The only reservation I have about doing this trade right now is that the Japanese fiscal year ends on March 31. As we all know, book closings can generate some pretty weird gyrations in the market place as both companies and government window dress in the extreme.
However, once we are in the new fiscal year, I expect the yen to resume its downtrend, and the Nikkei its uptrend.
I think that the action in the foreign currency markets is about to shift from the Euro, which is now oversold in the extreme, to the Japanese yen, which has recently been sleepy.
?Oh, how I despise the yen, let me count the ways.?
I?m sure Shakespeare would have come up with a line of iambic pentameter similar to this if he were a foreign exchange trader. I firmly believe that a short position in the yen should be at the core of any hedged portfolio for the next decade.
To remind you why you hate the currency of the land of the rising sun, I?ll refresh your memory with this short list:
1) With the world?s structurally weakest major economy, Japan is certain to be the last country to raise interest rates. Interest rate differentials between countries are the single greatest driver of foreign exchange rates. That means the yen is taking the downtown express.
2) This is inciting big hedge funds to borrow yen and sell it to finance longs in every other corner of the financial markets. So ?RISK ON? means more yen selling, a lot.
3) Japan has the world?s worst demographic outlook that assures its problems will only get worse. They?re just not making enough Japanese any more. Countries that are not minting new consumers in large numbers tend to have poor economies and weak currencies.

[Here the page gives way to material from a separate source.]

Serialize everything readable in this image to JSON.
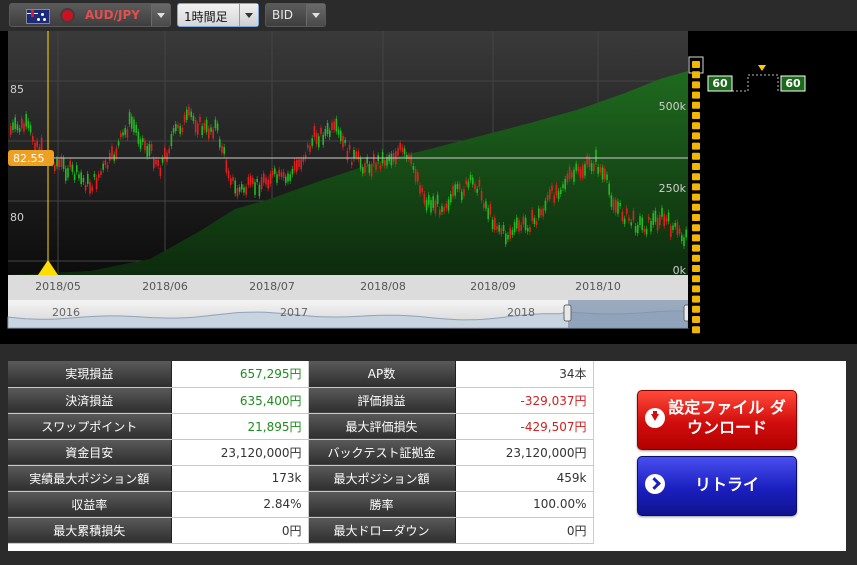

4) The sovereign debt crisis in Europe is prompting investors to scan the horizon for the next troubled country. With gross debt well over a nosebleed 260% of GDP, or 130% when you net out inter agency crossholdings, Japan is at the top of the list.

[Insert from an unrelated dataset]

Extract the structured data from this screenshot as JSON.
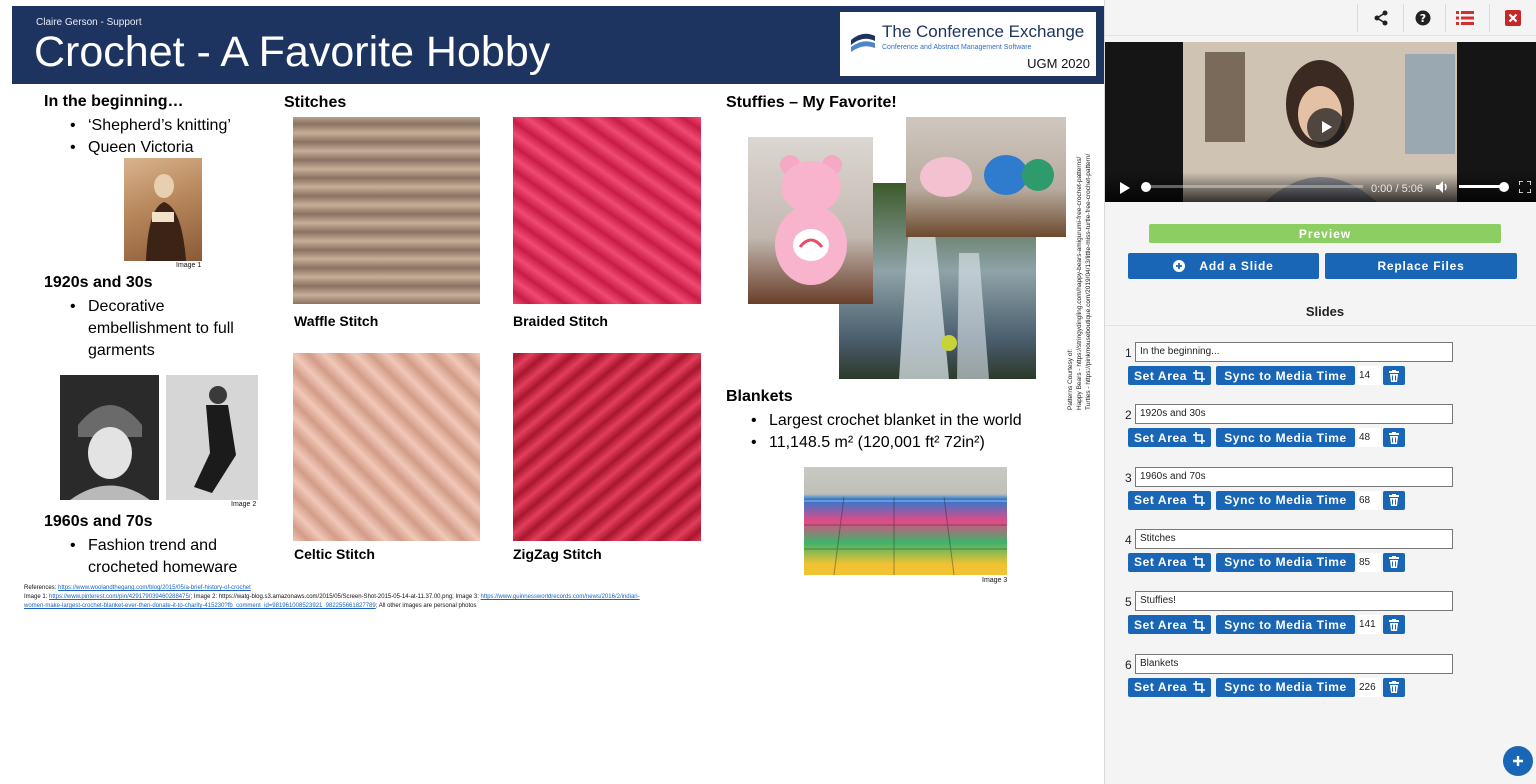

5) The Japanese ten-year bond market, with a yield of only 0.33%, is a disaster waiting to happen. It makes US Treasury bonds look generous by comparison at 1.93%. No yield support here whatsoever.
6) You have two willing co-conspirators in this trade, the Ministry of Finance and the Bank of Japan, who will move Mount Fuji if they must to get the yen down and bail out the country?s beleaguered exporters and revive the economy.

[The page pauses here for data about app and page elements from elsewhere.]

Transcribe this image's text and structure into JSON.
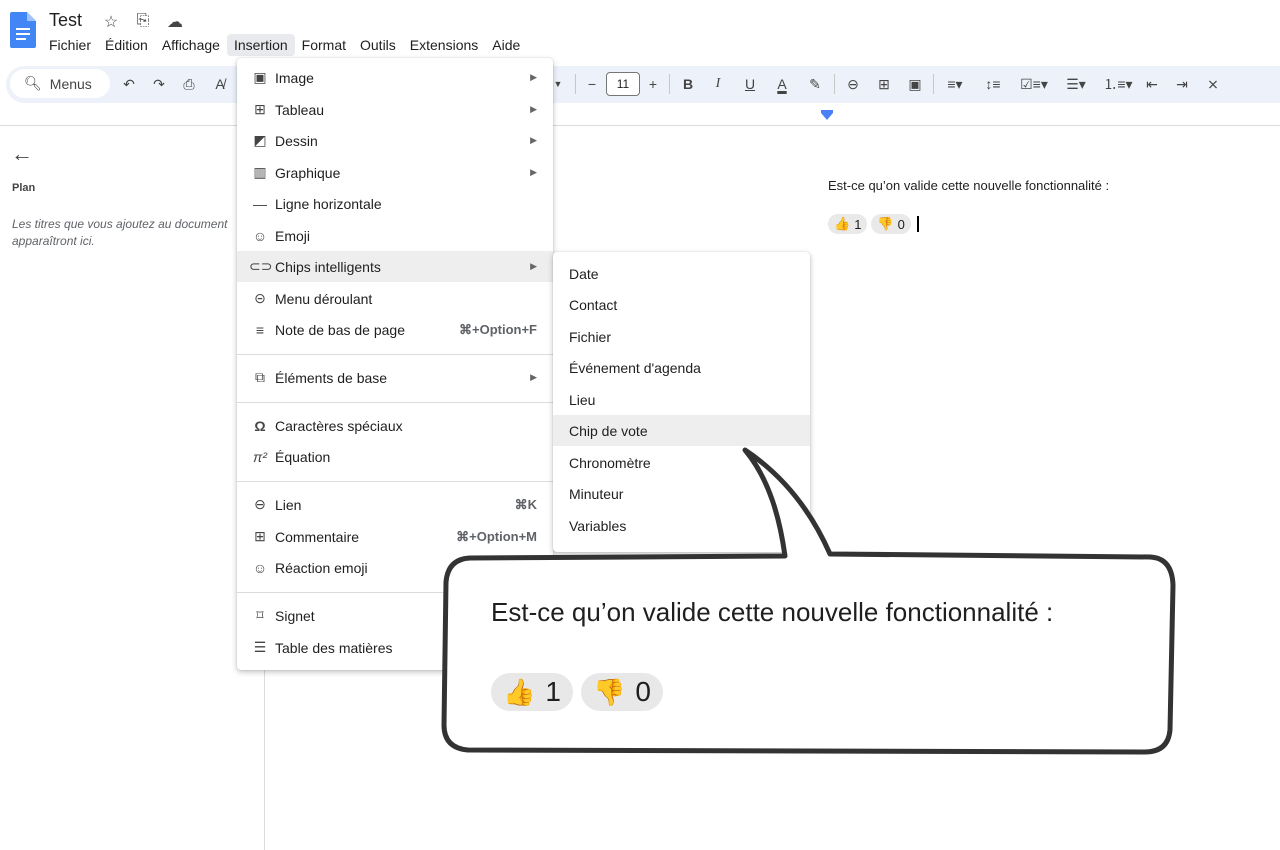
{
  "document": {
    "title": "Test",
    "question": "Est-ce qu’on valide cette nouvelle fonctionnalité :",
    "votes": {
      "up_count": "1",
      "down_count": "0"
    }
  },
  "menubar": [
    "Fichier",
    "Édition",
    "Affichage",
    "Insertion",
    "Format",
    "Outils",
    "Extensions",
    "Aide"
  ],
  "toolbar": {
    "search_label": "Menus",
    "font_size": "11"
  },
  "sidebar": {
    "plan_label": "Plan",
    "hint": "Les titres que vous ajoutez au document apparaîtront ici."
  },
  "insertion_menu": [
    {
      "label": "Image",
      "icon": "image-icon",
      "submenu": true
    },
    {
      "label": "Tableau",
      "icon": "table-icon",
      "submenu": true
    },
    {
      "label": "Dessin",
      "icon": "drawing-icon",
      "submenu": true
    },
    {
      "label": "Graphique",
      "icon": "chart-icon",
      "submenu": true
    },
    {
      "label": "Ligne horizontale",
      "icon": "horizontal-line-icon"
    },
    {
      "label": "Emoji",
      "icon": "emoji-icon"
    },
    {
      "label": "Chips intelligents",
      "icon": "smart-chip-icon",
      "submenu": true
    },
    {
      "label": "Menu déroulant",
      "icon": "dropdown-icon"
    },
    {
      "label": "Note de bas de page",
      "icon": "footnote-icon",
      "shortcut": "⌘+Option+F"
    },
    {
      "label": "Éléments de base",
      "icon": "building-blocks-icon",
      "submenu": true
    },
    {
      "label": "Caractères spéciaux",
      "icon": "omega-icon"
    },
    {
      "label": "Équation",
      "icon": "pi-icon"
    },
    {
      "label": "Lien",
      "icon": "link-icon",
      "shortcut": "⌘K"
    },
    {
      "label": "Commentaire",
      "icon": "comment-icon",
      "shortcut": "⌘+Option+M"
    },
    {
      "label": "Réaction emoji",
      "icon": "emoji-reaction-icon"
    },
    {
      "label": "Signet",
      "icon": "bookmark-icon"
    },
    {
      "label": "Table des matières",
      "icon": "toc-icon"
    }
  ],
  "smart_chips_submenu": [
    "Date",
    "Contact",
    "Fichier",
    "Événement d'agenda",
    "Lieu",
    "Chip de vote",
    "Chronomètre",
    "Minuteur",
    "Variables"
  ],
  "callout": {
    "text": "Est-ce qu’on valide cette nouvelle fonctionnalité :",
    "up_count": "1",
    "down_count": "0"
  }
}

When the big turn inevitably comes, we?re going to ?125, then ?130, then ?150. That works out to a price of $150 for the (YCS), which last traded at $90.50. But it might take a few years to get there.
If you think this is extreme, let me remind you that when I first went to Japan in the early seventies, the yen was trading at ?305, and had just been revalued from the Peace Treaty Dodge line rate of ?360.
To me the ?120.78 I see on my screen today is unbelievably expensive.